What the task asks:
Lift out each line of the data that holds "query".

[Collection entries]
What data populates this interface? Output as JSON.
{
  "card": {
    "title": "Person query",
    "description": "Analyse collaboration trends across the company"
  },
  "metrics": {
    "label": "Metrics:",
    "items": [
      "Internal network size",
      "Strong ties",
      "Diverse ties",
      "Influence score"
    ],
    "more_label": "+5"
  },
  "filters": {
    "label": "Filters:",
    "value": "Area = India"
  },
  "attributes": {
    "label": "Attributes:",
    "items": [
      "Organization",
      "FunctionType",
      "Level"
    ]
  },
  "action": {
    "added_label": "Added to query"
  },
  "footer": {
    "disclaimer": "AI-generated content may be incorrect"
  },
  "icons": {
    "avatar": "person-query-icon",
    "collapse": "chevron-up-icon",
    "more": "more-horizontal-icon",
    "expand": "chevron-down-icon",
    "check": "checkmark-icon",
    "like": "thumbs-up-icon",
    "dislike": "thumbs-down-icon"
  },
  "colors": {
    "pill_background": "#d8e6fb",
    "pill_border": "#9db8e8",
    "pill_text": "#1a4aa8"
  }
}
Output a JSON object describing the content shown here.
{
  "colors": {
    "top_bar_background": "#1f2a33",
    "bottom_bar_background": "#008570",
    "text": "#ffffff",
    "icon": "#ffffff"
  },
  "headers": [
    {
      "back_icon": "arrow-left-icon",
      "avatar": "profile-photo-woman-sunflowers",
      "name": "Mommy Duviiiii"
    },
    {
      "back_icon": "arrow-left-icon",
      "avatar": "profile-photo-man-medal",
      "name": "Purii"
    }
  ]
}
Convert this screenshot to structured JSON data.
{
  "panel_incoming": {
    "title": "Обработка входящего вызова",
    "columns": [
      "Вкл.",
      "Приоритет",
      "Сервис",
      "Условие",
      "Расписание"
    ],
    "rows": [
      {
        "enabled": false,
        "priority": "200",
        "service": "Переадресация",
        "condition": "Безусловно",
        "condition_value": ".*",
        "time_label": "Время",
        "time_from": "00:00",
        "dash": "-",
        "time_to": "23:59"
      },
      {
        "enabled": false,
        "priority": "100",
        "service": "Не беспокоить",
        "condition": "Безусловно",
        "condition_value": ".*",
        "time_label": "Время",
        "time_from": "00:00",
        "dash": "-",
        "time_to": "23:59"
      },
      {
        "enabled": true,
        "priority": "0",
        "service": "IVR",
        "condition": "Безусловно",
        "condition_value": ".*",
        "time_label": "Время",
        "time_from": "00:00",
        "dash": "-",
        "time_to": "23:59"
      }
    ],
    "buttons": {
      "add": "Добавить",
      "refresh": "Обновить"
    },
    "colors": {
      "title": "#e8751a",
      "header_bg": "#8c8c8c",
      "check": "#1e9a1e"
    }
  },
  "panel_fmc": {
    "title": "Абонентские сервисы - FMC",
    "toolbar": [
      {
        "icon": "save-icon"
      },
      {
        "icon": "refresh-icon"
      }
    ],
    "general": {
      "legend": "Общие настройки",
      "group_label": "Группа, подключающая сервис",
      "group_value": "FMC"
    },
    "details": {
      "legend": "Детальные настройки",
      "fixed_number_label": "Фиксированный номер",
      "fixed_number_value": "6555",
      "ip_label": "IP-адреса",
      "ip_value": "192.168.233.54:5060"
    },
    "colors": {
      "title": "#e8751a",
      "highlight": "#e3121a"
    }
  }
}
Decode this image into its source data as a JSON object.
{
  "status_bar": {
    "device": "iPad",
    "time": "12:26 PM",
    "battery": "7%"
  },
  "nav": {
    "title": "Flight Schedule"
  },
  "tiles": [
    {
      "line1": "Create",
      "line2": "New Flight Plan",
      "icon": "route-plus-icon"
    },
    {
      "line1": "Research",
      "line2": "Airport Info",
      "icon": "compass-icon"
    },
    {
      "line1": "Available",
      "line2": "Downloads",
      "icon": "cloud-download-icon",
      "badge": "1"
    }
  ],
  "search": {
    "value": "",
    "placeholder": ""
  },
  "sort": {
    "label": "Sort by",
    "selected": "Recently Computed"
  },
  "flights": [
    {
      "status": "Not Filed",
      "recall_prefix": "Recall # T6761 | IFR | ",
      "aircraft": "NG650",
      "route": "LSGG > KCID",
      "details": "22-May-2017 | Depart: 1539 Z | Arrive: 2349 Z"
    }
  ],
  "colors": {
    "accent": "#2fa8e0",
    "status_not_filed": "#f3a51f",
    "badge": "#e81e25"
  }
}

Solved problem:
    "title": "Person query",
    "added_label": "Added to query"
    "avatar": "person-query-icon",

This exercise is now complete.